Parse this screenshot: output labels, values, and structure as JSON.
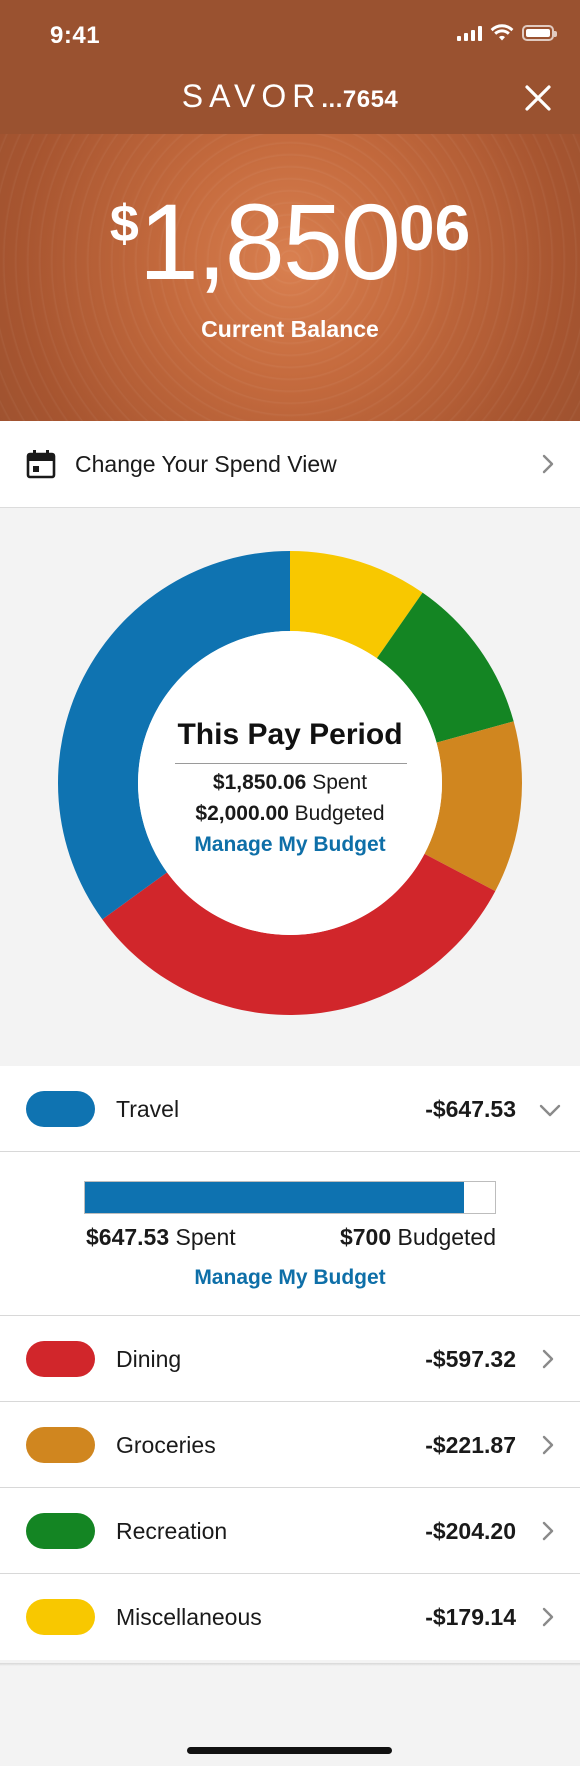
{
  "status_bar": {
    "time": "9:41"
  },
  "header": {
    "brand_name": "SAVOR",
    "account_mask": "...7654",
    "balance_symbol": "$",
    "balance_main": "1,850",
    "balance_cents": "06",
    "balance_label": "Current Balance",
    "colors": {
      "top_bar": "#9a5230",
      "hero": "#c56b3e"
    }
  },
  "spend_view": {
    "label": "Change Your Spend View",
    "icon": "calendar-icon"
  },
  "summary": {
    "title": "This Pay Period",
    "spent_amount": "$1,850.06",
    "spent_word": "Spent",
    "budget_amount": "$2,000.00",
    "budget_word": "Budgeted",
    "manage_link": "Manage My Budget"
  },
  "chart_data": {
    "type": "pie",
    "style": "donut",
    "categories": [
      "Travel",
      "Dining",
      "Groceries",
      "Recreation",
      "Miscellaneous"
    ],
    "values": [
      647.53,
      597.32,
      221.87,
      204.2,
      179.14
    ],
    "colors": [
      "#0f73b1",
      "#d1262b",
      "#d0861f",
      "#148523",
      "#f8c800"
    ],
    "title": "This Pay Period"
  },
  "categories": [
    {
      "name": "Travel",
      "amount": "-$647.53",
      "color": "#0f73b1",
      "expanded": true
    },
    {
      "name": "Dining",
      "amount": "-$597.32",
      "color": "#d1262b",
      "expanded": false
    },
    {
      "name": "Groceries",
      "amount": "-$221.87",
      "color": "#d0861f",
      "expanded": false
    },
    {
      "name": "Recreation",
      "amount": "-$204.20",
      "color": "#148523",
      "expanded": false
    },
    {
      "name": "Miscellaneous",
      "amount": "-$179.14",
      "color": "#f8c800",
      "expanded": false
    }
  ],
  "travel_detail": {
    "spent_amount": "$647.53",
    "spent_word": "Spent",
    "budget_amount": "$700",
    "budget_word": "Budgeted",
    "progress_fraction": 0.925,
    "manage_link": "Manage My Budget"
  }
}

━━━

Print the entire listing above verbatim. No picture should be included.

- Solution to the problem
Parse this screenshot: output labels, values, and structure as JSON.
{
  "status_bar": {
    "time": "9:41"
  },
  "header": {
    "brand_name": "SAVOR",
    "account_mask": "...7654",
    "balance_symbol": "$",
    "balance_main": "1,850",
    "balance_cents": "06",
    "balance_label": "Current Balance",
    "colors": {
      "top_bar": "#9a5230",
      "hero": "#c56b3e"
    }
  },
  "spend_view": {
    "label": "Change Your Spend View",
    "icon": "calendar-icon"
  },
  "summary": {
    "title": "This Pay Period",
    "spent_amount": "$1,850.06",
    "spent_word": "Spent",
    "budget_amount": "$2,000.00",
    "budget_word": "Budgeted",
    "manage_link": "Manage My Budget"
  },
  "chart_data": {
    "type": "pie",
    "style": "donut",
    "categories": [
      "Travel",
      "Dining",
      "Groceries",
      "Recreation",
      "Miscellaneous"
    ],
    "values": [
      647.53,
      597.32,
      221.87,
      204.2,
      179.14
    ],
    "colors": [
      "#0f73b1",
      "#d1262b",
      "#d0861f",
      "#148523",
      "#f8c800"
    ],
    "title": "This Pay Period"
  },
  "categories": [
    {
      "name": "Travel",
      "amount": "-$647.53",
      "color": "#0f73b1",
      "expanded": true
    },
    {
      "name": "Dining",
      "amount": "-$597.32",
      "color": "#d1262b",
      "expanded": false
    },
    {
      "name": "Groceries",
      "amount": "-$221.87",
      "color": "#d0861f",
      "expanded": false
    },
    {
      "name": "Recreation",
      "amount": "-$204.20",
      "color": "#148523",
      "expanded": false
    },
    {
      "name": "Miscellaneous",
      "amount": "-$179.14",
      "color": "#f8c800",
      "expanded": false
    }
  ],
  "travel_detail": {
    "spent_amount": "$647.53",
    "spent_word": "Spent",
    "budget_amount": "$700",
    "budget_word": "Budgeted",
    "progress_fraction": 0.925,
    "manage_link": "Manage My Budget"
  }
}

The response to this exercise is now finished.